Items listed in a dataset:
■ ■ ■

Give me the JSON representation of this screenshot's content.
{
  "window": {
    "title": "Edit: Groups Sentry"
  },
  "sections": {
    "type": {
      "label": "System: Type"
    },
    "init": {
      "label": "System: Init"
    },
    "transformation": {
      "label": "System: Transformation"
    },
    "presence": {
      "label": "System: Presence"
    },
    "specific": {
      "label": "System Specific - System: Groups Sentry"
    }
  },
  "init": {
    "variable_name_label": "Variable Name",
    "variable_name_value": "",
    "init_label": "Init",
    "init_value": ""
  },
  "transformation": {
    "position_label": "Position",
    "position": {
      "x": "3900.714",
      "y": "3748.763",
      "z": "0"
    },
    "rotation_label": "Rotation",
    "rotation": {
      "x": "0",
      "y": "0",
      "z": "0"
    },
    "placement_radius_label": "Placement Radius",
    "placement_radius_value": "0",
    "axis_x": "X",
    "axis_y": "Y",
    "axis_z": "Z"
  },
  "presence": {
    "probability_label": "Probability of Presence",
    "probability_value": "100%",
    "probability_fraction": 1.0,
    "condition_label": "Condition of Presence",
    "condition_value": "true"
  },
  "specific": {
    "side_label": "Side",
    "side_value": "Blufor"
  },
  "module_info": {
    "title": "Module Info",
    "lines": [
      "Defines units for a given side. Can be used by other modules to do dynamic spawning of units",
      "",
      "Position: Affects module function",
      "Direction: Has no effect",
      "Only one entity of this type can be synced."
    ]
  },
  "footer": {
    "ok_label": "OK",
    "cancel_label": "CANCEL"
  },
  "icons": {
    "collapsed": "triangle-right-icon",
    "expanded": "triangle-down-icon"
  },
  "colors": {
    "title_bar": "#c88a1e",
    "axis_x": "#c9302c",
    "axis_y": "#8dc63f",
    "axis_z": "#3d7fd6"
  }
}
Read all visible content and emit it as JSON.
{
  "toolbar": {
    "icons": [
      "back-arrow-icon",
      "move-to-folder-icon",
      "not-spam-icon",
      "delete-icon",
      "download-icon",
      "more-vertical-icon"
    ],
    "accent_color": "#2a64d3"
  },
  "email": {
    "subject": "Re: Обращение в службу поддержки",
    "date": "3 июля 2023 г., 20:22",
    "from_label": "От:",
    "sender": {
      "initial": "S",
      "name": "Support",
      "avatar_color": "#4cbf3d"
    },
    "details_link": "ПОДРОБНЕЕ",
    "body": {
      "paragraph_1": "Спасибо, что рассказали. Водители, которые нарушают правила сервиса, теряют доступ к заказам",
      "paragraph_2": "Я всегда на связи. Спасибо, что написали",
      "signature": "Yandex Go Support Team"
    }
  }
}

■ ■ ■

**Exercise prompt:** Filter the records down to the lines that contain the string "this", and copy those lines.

**The answer:**
Give me the JSON representation of this screenshot's content.
      "Only one entity of this type can be synced."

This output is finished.